Earth Imaging Journal: Remote Sensing, Satellite Images, Satellite Imagery
Breaking News
New Maps Reveal Seafloor off San Francisco Area
SANTA CRUZ, Calif., May 22, 2015 — Three new sets...
Dielmo 3D Introduces 100% CUSTOMIZABLE LiDAR/GIS WEB-PORTALS Starting at $5,000.
Valencia, Spain, Centennial CO, May 22, 2015 — DIELMO...
Logan Simpson Deploys TerraGo Edge GPS Data Collection for Environmental Planning
May 22, 2015 — Logan Simpson, a leading environmental...
Esri Challenge Winners Tell Visual Stories of Poland Elections, Global Terrorism, and More
Redlands, California, May 22, 2015 —The Esri Data Viz...
Radar Views of Permanent Ice for Climate Research – DLR Research Flights over Greenland
May 22, 2015 — The Greenland ice sheet is,...

This image shows ozone concentrations over the South Pole on Sept. 16, 2013, as measured by NASA’s Aura Earth observation satellite.

The ozone hole over Antarctica was slightly smaller in 2013 than the average for recent decades, according to data from NASA’s Aura satellite and the NASA-NOAA Suomi NPP satellite.

The average size of the hole from September–October 2013 was 21 million square kilometers (8.1 million square miles). The average size since the mid 1990s is 22.5 million square kilometers (8.7 million square miles).

The single-day maximum area reached 24 million square kilometers (9.3 million square miles) on Sept. 16—an area about the size of North America. The largest single-day ozone hole ever recorded by satellite was 29.9 million square kilometers (11.5 million square miles) on Sept. 9, 2000.

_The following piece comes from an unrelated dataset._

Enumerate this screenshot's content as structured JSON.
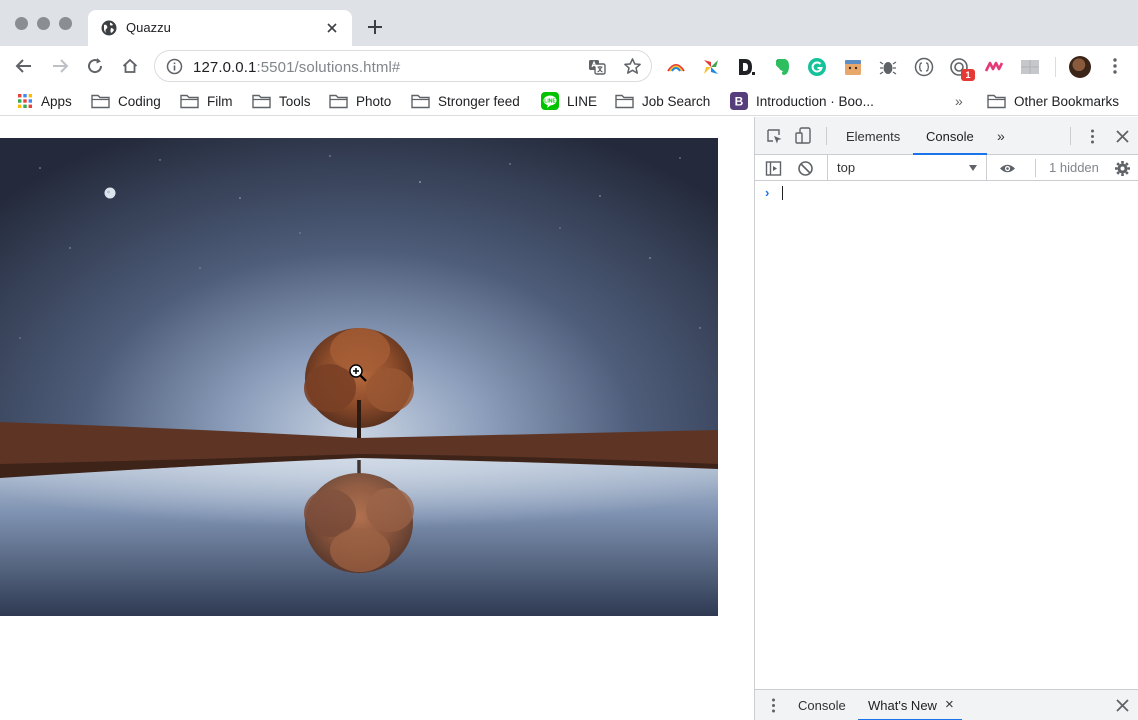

Image courtesy of NASA.

Read the full story.

Comments are closed.